Excerpts from a dataset
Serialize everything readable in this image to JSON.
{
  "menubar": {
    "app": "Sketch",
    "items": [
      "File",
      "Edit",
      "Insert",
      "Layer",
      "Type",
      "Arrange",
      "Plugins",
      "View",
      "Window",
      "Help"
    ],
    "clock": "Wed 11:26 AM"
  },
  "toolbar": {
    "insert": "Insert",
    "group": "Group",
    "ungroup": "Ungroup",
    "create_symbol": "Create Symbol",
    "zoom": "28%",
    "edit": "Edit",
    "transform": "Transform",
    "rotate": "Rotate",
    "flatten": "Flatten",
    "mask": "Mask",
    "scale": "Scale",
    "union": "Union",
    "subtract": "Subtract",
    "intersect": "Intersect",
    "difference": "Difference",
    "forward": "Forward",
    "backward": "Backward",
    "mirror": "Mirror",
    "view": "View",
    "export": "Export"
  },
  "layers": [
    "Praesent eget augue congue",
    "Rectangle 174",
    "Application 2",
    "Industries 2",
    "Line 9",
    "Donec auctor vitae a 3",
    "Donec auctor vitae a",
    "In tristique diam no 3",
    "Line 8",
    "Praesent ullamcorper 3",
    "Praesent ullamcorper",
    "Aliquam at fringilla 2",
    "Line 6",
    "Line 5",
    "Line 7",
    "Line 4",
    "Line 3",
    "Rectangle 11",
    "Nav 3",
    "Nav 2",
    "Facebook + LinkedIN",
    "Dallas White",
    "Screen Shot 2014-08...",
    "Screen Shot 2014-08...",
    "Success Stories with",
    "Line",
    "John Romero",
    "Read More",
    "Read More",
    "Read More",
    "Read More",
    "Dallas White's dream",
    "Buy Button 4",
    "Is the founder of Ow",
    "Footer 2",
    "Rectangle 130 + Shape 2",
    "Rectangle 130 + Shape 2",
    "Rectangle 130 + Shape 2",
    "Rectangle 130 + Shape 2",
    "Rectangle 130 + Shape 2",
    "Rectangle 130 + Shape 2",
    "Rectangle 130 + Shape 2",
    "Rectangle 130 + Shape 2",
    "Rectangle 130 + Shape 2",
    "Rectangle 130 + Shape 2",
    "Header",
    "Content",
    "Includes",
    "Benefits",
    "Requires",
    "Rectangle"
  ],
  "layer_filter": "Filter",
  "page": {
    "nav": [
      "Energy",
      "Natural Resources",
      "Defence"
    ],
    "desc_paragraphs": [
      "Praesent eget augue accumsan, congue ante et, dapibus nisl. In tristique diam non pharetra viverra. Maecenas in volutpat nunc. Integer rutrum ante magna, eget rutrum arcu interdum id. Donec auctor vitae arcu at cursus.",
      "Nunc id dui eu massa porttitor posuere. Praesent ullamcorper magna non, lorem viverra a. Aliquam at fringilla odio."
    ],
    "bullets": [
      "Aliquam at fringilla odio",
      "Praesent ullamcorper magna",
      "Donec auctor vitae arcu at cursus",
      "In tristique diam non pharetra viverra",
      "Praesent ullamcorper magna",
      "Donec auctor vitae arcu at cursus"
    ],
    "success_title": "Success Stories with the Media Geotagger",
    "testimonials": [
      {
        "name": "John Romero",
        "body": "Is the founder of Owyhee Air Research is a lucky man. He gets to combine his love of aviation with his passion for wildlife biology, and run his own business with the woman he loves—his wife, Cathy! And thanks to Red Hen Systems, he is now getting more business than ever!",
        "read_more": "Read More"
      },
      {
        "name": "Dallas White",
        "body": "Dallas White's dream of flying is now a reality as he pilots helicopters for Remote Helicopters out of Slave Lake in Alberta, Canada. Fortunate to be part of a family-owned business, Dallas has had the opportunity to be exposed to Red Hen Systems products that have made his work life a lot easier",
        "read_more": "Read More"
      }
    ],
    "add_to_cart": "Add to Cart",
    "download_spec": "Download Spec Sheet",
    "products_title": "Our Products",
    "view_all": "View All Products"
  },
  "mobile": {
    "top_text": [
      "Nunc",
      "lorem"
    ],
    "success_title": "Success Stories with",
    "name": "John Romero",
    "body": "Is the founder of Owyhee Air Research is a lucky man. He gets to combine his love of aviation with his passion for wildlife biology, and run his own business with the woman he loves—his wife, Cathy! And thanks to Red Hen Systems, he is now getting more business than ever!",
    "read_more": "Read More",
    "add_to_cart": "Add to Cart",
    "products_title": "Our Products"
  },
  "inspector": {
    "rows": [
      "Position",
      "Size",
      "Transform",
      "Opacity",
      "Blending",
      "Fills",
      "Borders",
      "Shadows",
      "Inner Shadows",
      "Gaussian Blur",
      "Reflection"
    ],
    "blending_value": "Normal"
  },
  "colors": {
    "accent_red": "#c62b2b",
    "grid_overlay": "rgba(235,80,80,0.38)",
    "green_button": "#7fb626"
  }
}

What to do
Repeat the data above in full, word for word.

Output below
Serialize everything readable in this image to JSON.
{
  "menubar": {
    "app": "Sketch",
    "items": [
      "File",
      "Edit",
      "Insert",
      "Layer",
      "Type",
      "Arrange",
      "Plugins",
      "View",
      "Window",
      "Help"
    ],
    "clock": "Wed 11:26 AM"
  },
  "toolbar": {
    "insert": "Insert",
    "group": "Group",
    "ungroup": "Ungroup",
    "create_symbol": "Create Symbol",
    "zoom": "28%",
    "edit": "Edit",
    "transform": "Transform",
    "rotate": "Rotate",
    "flatten": "Flatten",
    "mask": "Mask",
    "scale": "Scale",
    "union": "Union",
    "subtract": "Subtract",
    "intersect": "Intersect",
    "difference": "Difference",
    "forward": "Forward",
    "backward": "Backward",
    "mirror": "Mirror",
    "view": "View",
    "export": "Export"
  },
  "layers": [
    "Praesent eget augue congue",
    "Rectangle 174",
    "Application 2",
    "Industries 2",
    "Line 9",
    "Donec auctor vitae a 3",
    "Donec auctor vitae a",
    "In tristique diam no 3",
    "Line 8",
    "Praesent ullamcorper 3",
    "Praesent ullamcorper",
    "Aliquam at fringilla 2",
    "Line 6",
    "Line 5",
    "Line 7",
    "Line 4",
    "Line 3",
    "Rectangle 11",
    "Nav 3",
    "Nav 2",
    "Facebook + LinkedIN",
    "Dallas White",
    "Screen Shot 2014-08...",
    "Screen Shot 2014-08...",
    "Success Stories with",
    "Line",
    "John Romero",
    "Read More",
    "Read More",
    "Read More",
    "Read More",
    "Dallas White's dream",
    "Buy Button 4",
    "Is the founder of Ow",
    "Footer 2",
    "Rectangle 130 + Shape 2",
    "Rectangle 130 + Shape 2",
    "Rectangle 130 + Shape 2",
    "Rectangle 130 + Shape 2",
    "Rectangle 130 + Shape 2",
    "Rectangle 130 + Shape 2",
    "Rectangle 130 + Shape 2",
    "Rectangle 130 + Shape 2",
    "Rectangle 130 + Shape 2",
    "Rectangle 130 + Shape 2",
    "Header",
    "Content",
    "Includes",
    "Benefits",
    "Requires",
    "Rectangle"
  ],
  "layer_filter": "Filter",
  "page": {
    "nav": [
      "Energy",
      "Natural Resources",
      "Defence"
    ],
    "desc_paragraphs": [
      "Praesent eget augue accumsan, congue ante et, dapibus nisl. In tristique diam non pharetra viverra. Maecenas in volutpat nunc. Integer rutrum ante magna, eget rutrum arcu interdum id. Donec auctor vitae arcu at cursus.",
      "Nunc id dui eu massa porttitor posuere. Praesent ullamcorper magna non, lorem viverra a. Aliquam at fringilla odio."
    ],
    "bullets": [
      "Aliquam at fringilla odio",
      "Praesent ullamcorper magna",
      "Donec auctor vitae arcu at cursus",
      "In tristique diam non pharetra viverra",
      "Praesent ullamcorper magna",
      "Donec auctor vitae arcu at cursus"
    ],
    "success_title": "Success Stories with the Media Geotagger",
    "testimonials": [
      {
        "name": "John Romero",
        "body": "Is the founder of Owyhee Air Research is a lucky man. He gets to combine his love of aviation with his passion for wildlife biology, and run his own business with the woman he loves—his wife, Cathy! And thanks to Red Hen Systems, he is now getting more business than ever!",
        "read_more": "Read More"
      },
      {
        "name": "Dallas White",
        "body": "Dallas White's dream of flying is now a reality as he pilots helicopters for Remote Helicopters out of Slave Lake in Alberta, Canada. Fortunate to be part of a family-owned business, Dallas has had the opportunity to be exposed to Red Hen Systems products that have made his work life a lot easier",
        "read_more": "Read More"
      }
    ],
    "add_to_cart": "Add to Cart",
    "download_spec": "Download Spec Sheet",
    "products_title": "Our Products",
    "view_all": "View All Products"
  },
  "mobile": {
    "top_text": [
      "Nunc",
      "lorem"
    ],
    "success_title": "Success Stories with",
    "name": "John Romero",
    "body": "Is the founder of Owyhee Air Research is a lucky man. He gets to combine his love of aviation with his passion for wildlife biology, and run his own business with the woman he loves—his wife, Cathy! And thanks to Red Hen Systems, he is now getting more business than ever!",
    "read_more": "Read More",
    "add_to_cart": "Add to Cart",
    "products_title": "Our Products"
  },
  "inspector": {
    "rows": [
      "Position",
      "Size",
      "Transform",
      "Opacity",
      "Blending",
      "Fills",
      "Borders",
      "Shadows",
      "Inner Shadows",
      "Gaussian Blur",
      "Reflection"
    ],
    "blending_value": "Normal"
  },
  "colors": {
    "accent_red": "#c62b2b",
    "grid_overlay": "rgba(235,80,80,0.38)",
    "green_button": "#7fb626"
  }
}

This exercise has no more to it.